TASK INPUT:
== Segment start ==

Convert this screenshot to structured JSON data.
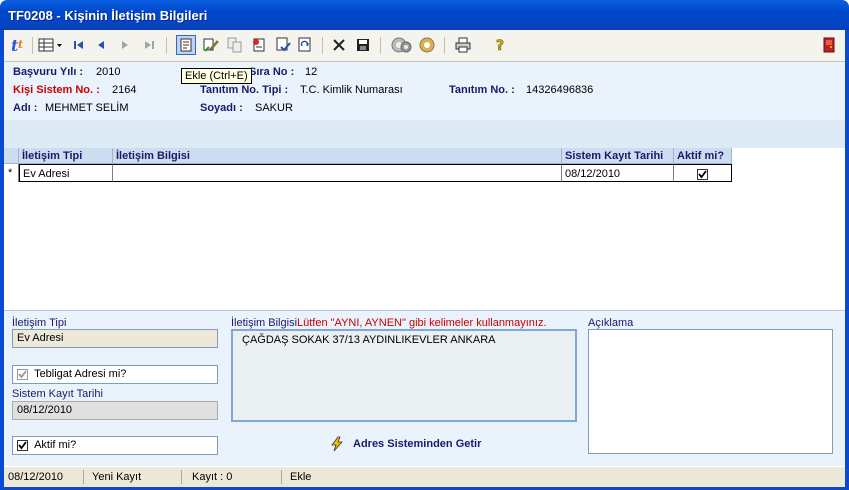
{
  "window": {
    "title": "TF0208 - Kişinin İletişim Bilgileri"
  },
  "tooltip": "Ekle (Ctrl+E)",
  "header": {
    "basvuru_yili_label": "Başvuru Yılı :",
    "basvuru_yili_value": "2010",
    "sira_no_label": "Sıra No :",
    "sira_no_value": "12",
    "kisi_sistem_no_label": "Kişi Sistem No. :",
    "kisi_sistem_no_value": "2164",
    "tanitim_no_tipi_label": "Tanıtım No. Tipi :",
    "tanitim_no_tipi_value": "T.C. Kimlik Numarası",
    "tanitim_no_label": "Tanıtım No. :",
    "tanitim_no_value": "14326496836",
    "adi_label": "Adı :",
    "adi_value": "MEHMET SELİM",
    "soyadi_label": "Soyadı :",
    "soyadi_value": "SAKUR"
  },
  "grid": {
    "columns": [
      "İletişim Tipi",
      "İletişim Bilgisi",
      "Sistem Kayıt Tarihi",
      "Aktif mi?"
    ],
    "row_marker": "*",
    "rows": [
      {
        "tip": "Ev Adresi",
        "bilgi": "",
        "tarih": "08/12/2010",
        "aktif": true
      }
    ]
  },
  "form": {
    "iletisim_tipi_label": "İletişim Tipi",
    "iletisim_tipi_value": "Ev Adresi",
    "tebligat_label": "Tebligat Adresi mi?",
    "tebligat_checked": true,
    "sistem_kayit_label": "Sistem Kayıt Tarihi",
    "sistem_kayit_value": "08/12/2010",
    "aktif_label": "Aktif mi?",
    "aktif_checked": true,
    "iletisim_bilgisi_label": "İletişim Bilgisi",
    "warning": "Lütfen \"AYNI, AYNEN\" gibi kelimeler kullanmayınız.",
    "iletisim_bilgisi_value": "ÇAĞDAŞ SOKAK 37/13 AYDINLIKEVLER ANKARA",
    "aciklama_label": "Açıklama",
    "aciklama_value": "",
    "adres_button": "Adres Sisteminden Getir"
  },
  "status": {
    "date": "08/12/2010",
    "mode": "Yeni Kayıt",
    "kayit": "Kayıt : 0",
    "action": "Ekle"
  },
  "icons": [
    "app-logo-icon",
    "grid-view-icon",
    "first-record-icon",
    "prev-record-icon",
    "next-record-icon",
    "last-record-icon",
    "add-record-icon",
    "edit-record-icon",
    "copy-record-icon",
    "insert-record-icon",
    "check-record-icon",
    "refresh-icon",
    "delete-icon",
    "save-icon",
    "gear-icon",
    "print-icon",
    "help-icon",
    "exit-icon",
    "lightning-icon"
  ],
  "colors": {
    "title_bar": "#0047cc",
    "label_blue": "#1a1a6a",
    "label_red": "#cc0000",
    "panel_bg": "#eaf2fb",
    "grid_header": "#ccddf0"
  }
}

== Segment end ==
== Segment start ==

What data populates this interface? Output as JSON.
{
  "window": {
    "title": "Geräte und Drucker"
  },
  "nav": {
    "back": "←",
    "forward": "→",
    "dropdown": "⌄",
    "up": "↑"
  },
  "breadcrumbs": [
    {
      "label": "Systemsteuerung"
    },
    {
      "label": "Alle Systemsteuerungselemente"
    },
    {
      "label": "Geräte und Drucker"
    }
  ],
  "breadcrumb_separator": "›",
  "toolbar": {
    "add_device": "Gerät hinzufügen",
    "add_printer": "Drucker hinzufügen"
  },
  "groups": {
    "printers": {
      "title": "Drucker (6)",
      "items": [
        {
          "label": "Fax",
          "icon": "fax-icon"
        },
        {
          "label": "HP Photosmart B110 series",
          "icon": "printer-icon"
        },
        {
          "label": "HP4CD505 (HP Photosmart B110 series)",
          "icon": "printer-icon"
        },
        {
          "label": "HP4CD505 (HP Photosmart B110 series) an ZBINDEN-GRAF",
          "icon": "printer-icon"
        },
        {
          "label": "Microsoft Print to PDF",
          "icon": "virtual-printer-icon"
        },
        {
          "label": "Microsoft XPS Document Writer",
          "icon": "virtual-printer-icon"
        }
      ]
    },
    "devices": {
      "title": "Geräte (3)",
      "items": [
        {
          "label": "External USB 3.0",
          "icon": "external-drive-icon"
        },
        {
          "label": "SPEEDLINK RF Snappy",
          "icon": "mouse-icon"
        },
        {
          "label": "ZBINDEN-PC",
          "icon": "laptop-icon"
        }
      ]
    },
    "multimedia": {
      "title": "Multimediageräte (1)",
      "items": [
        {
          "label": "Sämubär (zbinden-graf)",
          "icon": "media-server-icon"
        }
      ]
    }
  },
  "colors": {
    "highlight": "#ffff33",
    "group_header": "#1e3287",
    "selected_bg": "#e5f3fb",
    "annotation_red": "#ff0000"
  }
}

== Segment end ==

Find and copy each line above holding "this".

RESULT OF THE TASK:
Convert this screenshot to structured JSON data.
What data populates this interface? Output as JSON.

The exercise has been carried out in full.